**Task details:**
Each entry that appears below should be restated exactly as it is.

**Given data:**
----
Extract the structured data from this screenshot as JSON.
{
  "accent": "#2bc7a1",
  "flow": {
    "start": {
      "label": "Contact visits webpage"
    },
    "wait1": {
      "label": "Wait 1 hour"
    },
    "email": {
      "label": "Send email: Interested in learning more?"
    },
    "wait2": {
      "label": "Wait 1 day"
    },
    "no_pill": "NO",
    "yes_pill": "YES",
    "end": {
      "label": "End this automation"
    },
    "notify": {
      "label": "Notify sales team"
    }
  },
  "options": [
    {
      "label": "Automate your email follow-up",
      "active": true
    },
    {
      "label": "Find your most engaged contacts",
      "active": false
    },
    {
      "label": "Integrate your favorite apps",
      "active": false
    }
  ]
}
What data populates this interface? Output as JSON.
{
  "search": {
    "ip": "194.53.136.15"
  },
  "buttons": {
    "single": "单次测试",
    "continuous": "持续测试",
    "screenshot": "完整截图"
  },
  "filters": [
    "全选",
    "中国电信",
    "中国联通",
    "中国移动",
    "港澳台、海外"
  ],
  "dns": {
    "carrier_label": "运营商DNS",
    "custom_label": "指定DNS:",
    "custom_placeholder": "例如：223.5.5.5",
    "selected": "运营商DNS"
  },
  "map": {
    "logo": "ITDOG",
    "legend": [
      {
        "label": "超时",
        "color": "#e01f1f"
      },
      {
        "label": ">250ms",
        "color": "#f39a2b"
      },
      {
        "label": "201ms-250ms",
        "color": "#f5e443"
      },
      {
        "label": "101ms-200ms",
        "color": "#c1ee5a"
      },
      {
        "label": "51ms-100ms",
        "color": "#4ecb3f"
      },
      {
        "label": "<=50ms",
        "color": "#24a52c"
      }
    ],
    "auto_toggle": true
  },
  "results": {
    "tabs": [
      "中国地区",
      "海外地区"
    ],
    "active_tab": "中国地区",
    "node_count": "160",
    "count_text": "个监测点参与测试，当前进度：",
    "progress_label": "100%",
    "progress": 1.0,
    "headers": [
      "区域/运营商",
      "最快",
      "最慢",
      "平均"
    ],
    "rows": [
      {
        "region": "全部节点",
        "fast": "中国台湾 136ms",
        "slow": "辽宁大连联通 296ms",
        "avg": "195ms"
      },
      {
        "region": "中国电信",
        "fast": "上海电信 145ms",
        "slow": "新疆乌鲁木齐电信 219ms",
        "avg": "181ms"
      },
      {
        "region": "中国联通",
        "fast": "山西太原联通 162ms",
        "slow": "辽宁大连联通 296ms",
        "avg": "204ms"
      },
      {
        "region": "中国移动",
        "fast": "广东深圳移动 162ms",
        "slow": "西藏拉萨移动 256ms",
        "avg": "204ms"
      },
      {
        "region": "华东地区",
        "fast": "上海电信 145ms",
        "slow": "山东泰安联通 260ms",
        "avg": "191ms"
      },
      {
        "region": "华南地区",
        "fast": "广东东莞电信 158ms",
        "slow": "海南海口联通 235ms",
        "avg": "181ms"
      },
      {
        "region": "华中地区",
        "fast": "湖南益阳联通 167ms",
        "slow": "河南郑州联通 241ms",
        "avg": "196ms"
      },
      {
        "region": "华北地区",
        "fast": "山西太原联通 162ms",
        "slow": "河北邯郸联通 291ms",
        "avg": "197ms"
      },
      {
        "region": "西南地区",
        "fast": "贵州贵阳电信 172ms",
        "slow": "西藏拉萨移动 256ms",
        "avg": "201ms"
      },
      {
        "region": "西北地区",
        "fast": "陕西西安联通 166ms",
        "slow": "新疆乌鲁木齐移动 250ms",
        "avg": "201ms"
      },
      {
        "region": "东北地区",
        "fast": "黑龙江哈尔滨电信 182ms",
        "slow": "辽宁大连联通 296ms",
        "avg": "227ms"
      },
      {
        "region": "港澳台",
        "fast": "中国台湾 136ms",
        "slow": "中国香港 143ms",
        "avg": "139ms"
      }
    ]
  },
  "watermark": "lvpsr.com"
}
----
**Output for this task:**
Extract the structured data from this screenshot as JSON.
{
  "accent": "#2bc7a1",
  "flow": {
    "start": {
      "label": "Contact visits webpage"
    },
    "wait1": {
      "label": "Wait 1 hour"
    },
    "email": {
      "label": "Send email: Interested in learning more?"
    },
    "wait2": {
      "label": "Wait 1 day"
    },
    "no_pill": "NO",
    "yes_pill": "YES",
    "end": {
      "label": "End this automation"
    },
    "notify": {
      "label": "Notify sales team"
    }
  },
  "options": [
    {
      "label": "Automate your email follow-up",
      "active": true
    },
    {
      "label": "Find your most engaged contacts",
      "active": false
    },
    {
      "label": "Integrate your favorite apps",
      "active": false
    }
  ]
}
What data populates this interface? Output as JSON.
{
  "search": {
    "ip": "194.53.136.15"
  },
  "buttons": {
    "single": "单次测试",
    "continuous": "持续测试",
    "screenshot": "完整截图"
  },
  "filters": [
    "全选",
    "中国电信",
    "中国联通",
    "中国移动",
    "港澳台、海外"
  ],
  "dns": {
    "carrier_label": "运营商DNS",
    "custom_label": "指定DNS:",
    "custom_placeholder": "例如：223.5.5.5",
    "selected": "运营商DNS"
  },
  "map": {
    "logo": "ITDOG",
    "legend": [
      {
        "label": "超时",
        "color": "#e01f1f"
      },
      {
        "label": ">250ms",
        "color": "#f39a2b"
      },
      {
        "label": "201ms-250ms",
        "color": "#f5e443"
      },
      {
        "label": "101ms-200ms",
        "color": "#c1ee5a"
      },
      {
        "label": "51ms-100ms",
        "color": "#4ecb3f"
      },
      {
        "label": "<=50ms",
        "color": "#24a52c"
      }
    ],
    "auto_toggle": true
  },
  "results": {
    "tabs": [
      "中国地区",
      "海外地区"
    ],
    "active_tab": "中国地区",
    "node_count": "160",
    "count_text": "个监测点参与测试，当前进度：",
    "progress_label": "100%",
    "progress": 1.0,
    "headers": [
      "区域/运营商",
      "最快",
      "最慢",
      "平均"
    ],
    "rows": [
      {
        "region": "全部节点",
        "fast": "中国台湾 136ms",
        "slow": "辽宁大连联通 296ms",
        "avg": "195ms"
      },
      {
        "region": "中国电信",
        "fast": "上海电信 145ms",
        "slow": "新疆乌鲁木齐电信 219ms",
        "avg": "181ms"
      },
      {
        "region": "中国联通",
        "fast": "山西太原联通 162ms",
        "slow": "辽宁大连联通 296ms",
        "avg": "204ms"
      },
      {
        "region": "中国移动",
        "fast": "广东深圳移动 162ms",
        "slow": "西藏拉萨移动 256ms",
        "avg": "204ms"
      },
      {
        "region": "华东地区",
        "fast": "上海电信 145ms",
        "slow": "山东泰安联通 260ms",
        "avg": "191ms"
      },
      {
        "region": "华南地区",
        "fast": "广东东莞电信 158ms",
        "slow": "海南海口联通 235ms",
        "avg": "181ms"
      },
      {
        "region": "华中地区",
        "fast": "湖南益阳联通 167ms",
        "slow": "河南郑州联通 241ms",
        "avg": "196ms"
      },
      {
        "region": "华北地区",
        "fast": "山西太原联通 162ms",
        "slow": "河北邯郸联通 291ms",
        "avg": "197ms"
      },
      {
        "region": "西南地区",
        "fast": "贵州贵阳电信 172ms",
        "slow": "西藏拉萨移动 256ms",
        "avg": "201ms"
      },
      {
        "region": "西北地区",
        "fast": "陕西西安联通 166ms",
        "slow": "新疆乌鲁木齐移动 250ms",
        "avg": "201ms"
      },
      {
        "region": "东北地区",
        "fast": "黑龙江哈尔滨电信 182ms",
        "slow": "辽宁大连联通 296ms",
        "avg": "227ms"
      },
      {
        "region": "港澳台",
        "fast": "中国台湾 136ms",
        "slow": "中国香港 143ms",
        "avg": "139ms"
      }
    ]
  },
  "watermark": "lvpsr.com"
}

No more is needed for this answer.